# WHAT IS BEING ASKED:
A line qualifies if it holds the string "this". Copy every qualifying line from the records.

[Saved entries]
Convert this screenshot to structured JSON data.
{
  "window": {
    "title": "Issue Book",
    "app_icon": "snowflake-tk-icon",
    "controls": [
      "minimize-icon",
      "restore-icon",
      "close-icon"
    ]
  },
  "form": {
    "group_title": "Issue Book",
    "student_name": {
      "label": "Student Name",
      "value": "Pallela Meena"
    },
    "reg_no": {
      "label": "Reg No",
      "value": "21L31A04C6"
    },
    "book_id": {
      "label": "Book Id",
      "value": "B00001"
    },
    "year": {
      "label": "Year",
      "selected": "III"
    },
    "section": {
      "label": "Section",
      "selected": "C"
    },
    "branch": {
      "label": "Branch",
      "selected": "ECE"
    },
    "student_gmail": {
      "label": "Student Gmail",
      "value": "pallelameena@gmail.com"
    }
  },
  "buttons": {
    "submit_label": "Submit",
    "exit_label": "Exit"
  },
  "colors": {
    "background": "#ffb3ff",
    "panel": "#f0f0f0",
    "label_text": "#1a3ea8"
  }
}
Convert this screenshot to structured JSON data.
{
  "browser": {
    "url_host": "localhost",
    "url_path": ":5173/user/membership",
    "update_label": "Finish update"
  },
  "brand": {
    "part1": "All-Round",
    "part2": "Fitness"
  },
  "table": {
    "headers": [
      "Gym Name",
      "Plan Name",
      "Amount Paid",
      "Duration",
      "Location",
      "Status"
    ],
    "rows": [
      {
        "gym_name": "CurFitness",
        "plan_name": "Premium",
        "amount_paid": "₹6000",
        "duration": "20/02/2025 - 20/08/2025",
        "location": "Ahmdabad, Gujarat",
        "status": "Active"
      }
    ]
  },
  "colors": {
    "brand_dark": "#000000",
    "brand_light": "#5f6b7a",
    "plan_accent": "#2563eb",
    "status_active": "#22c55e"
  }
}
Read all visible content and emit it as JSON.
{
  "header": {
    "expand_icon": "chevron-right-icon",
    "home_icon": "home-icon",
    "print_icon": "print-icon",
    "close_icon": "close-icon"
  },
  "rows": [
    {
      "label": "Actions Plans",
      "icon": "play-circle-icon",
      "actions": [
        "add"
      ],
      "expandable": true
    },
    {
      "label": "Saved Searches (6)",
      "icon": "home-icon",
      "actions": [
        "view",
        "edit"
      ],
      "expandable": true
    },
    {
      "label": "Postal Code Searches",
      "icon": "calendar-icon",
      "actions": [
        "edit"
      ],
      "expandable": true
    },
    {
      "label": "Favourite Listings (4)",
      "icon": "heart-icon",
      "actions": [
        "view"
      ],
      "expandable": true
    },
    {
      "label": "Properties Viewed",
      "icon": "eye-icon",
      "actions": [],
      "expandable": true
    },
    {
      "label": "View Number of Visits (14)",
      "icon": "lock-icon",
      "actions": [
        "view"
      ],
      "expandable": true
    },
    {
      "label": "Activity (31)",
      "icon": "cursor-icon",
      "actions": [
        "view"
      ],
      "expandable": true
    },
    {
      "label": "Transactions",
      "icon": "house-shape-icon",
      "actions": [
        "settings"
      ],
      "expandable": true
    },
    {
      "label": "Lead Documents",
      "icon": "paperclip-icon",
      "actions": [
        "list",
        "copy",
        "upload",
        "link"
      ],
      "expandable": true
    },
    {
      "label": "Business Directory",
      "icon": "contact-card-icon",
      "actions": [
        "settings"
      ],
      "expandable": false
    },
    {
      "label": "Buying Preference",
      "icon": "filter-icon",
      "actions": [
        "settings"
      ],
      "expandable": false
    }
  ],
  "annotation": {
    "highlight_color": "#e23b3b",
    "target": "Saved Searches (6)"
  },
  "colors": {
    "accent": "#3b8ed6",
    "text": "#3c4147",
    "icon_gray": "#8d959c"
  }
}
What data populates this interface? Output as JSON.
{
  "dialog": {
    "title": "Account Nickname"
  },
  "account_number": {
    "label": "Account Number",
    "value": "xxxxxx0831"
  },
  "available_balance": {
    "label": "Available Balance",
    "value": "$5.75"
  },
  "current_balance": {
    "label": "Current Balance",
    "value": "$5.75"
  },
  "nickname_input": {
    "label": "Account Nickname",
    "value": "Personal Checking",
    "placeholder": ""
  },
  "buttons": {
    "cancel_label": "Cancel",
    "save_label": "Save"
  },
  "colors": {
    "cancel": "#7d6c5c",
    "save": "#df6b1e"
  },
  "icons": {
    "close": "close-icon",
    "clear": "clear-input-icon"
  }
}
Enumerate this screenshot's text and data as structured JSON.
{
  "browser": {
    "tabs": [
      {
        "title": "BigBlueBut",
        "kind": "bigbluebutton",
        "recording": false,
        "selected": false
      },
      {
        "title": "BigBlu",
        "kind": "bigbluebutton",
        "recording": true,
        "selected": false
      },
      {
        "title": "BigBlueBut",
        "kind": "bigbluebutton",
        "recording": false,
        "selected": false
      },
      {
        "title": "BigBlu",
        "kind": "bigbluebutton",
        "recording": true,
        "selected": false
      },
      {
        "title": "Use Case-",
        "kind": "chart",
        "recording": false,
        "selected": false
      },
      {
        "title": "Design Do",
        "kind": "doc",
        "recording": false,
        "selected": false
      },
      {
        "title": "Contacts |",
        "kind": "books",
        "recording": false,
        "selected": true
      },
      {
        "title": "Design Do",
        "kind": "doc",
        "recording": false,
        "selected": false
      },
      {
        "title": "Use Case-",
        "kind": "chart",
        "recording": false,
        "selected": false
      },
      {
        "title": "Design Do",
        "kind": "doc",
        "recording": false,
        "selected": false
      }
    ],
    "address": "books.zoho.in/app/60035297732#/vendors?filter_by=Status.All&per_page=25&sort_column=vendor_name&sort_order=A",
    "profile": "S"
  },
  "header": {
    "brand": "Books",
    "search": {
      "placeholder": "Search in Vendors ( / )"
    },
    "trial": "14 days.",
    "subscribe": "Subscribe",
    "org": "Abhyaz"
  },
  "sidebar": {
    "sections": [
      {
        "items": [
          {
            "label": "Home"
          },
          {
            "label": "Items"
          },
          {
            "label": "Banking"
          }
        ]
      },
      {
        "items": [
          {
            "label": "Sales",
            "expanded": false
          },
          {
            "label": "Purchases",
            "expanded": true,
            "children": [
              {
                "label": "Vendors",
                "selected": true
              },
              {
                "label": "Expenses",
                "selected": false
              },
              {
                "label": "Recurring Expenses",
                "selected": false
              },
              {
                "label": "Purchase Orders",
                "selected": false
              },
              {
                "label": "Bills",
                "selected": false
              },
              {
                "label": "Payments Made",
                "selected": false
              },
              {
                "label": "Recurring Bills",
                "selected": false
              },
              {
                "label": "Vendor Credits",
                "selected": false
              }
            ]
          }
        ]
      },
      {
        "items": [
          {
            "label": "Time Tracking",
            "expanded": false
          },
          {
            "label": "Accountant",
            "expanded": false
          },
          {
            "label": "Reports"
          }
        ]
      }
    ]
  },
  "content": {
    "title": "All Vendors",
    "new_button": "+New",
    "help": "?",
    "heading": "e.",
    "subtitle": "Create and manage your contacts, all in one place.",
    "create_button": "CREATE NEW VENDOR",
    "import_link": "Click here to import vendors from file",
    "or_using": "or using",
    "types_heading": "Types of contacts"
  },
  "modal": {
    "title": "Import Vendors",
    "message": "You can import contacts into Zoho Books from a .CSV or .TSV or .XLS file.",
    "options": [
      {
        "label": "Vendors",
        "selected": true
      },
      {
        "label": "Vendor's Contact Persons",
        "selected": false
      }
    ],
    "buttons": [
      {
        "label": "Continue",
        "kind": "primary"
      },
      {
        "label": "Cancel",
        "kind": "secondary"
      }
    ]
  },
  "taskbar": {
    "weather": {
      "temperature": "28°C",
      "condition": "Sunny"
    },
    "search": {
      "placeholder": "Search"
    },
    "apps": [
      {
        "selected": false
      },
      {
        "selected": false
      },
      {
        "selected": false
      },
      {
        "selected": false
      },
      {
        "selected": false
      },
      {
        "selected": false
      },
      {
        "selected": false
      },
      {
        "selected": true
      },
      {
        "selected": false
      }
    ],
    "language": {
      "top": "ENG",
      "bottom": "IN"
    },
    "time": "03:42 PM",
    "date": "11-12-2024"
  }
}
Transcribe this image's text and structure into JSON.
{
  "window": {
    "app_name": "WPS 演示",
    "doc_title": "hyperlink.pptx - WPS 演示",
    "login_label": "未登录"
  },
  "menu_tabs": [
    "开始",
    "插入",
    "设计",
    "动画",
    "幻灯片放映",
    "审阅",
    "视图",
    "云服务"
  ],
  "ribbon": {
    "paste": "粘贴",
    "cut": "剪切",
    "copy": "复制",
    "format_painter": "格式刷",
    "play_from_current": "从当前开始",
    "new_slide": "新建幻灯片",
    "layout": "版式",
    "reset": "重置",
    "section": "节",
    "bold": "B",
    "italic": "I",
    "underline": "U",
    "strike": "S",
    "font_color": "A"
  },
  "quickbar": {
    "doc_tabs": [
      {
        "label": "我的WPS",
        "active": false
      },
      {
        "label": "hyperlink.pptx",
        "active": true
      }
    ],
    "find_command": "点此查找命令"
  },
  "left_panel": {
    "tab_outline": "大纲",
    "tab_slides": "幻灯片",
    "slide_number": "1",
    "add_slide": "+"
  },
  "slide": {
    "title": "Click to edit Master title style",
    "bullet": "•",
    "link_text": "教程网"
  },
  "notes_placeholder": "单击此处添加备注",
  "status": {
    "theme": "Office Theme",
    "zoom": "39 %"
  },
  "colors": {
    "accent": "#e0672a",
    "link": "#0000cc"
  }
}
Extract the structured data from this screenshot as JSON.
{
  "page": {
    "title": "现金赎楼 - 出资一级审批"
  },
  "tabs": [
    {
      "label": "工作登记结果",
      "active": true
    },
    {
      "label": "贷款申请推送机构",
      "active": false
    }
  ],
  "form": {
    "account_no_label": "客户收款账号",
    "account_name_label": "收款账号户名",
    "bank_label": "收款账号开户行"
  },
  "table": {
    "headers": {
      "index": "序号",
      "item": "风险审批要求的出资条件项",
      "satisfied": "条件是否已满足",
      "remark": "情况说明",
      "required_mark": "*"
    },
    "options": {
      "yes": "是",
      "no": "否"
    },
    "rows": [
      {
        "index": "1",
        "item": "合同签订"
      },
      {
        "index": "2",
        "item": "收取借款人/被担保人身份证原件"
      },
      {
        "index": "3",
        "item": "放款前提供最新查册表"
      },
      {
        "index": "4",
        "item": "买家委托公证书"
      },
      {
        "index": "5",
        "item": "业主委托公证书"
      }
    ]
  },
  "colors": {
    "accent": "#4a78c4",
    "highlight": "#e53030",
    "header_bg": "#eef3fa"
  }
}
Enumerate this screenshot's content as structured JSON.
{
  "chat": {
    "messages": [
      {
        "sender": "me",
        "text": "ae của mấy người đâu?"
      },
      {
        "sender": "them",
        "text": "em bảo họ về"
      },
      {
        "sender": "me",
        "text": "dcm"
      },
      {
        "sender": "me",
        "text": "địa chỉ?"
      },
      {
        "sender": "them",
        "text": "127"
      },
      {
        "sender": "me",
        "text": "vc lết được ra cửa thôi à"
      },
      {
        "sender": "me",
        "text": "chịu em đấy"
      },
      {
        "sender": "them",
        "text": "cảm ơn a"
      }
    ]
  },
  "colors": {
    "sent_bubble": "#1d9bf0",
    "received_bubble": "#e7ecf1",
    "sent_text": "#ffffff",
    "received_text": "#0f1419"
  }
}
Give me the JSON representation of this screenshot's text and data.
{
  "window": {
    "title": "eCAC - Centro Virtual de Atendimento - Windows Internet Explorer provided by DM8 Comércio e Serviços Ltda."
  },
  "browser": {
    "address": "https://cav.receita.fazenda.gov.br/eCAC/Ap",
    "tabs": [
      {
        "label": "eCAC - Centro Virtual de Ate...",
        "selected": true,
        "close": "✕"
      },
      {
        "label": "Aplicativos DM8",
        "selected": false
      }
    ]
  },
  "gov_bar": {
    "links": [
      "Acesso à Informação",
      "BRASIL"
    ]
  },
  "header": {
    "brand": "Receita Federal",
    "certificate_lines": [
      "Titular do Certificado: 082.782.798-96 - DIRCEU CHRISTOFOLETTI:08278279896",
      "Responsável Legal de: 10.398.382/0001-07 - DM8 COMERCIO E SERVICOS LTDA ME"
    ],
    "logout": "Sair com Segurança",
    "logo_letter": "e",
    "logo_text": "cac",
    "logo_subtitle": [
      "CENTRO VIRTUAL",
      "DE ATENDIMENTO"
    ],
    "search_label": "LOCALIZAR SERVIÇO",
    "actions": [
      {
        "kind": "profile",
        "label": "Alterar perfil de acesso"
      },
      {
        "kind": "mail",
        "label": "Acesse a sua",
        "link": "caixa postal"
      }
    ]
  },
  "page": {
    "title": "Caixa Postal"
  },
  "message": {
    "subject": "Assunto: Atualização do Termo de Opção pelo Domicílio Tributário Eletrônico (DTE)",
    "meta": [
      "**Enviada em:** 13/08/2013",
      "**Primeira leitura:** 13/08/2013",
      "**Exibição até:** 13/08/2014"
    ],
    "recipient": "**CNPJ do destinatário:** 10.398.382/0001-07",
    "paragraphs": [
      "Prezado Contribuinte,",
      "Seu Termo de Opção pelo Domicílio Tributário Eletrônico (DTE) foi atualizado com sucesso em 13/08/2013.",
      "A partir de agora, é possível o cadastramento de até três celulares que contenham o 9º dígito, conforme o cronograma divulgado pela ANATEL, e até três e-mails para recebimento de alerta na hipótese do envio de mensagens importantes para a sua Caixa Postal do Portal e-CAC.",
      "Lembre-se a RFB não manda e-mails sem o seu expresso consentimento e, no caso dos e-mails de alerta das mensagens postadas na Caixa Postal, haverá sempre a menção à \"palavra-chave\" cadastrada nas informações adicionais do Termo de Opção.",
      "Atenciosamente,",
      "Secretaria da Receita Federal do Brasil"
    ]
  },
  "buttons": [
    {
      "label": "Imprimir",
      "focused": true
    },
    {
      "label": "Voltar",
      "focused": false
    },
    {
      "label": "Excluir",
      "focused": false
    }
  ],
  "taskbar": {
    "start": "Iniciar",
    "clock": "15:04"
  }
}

# REPLY:
Convert this screenshot to structured JSON data.
Convert this screenshot to structured JSON data.
What data populates this interface? Output as JSON.
Enumerate this screenshot's text and data as structured JSON.
Transcribe this image's text and structure into JSON.
Extract the structured data from this screenshot as JSON.
Enumerate this screenshot's content as structured JSON.
Give me the JSON representation of this screenshot's text and data.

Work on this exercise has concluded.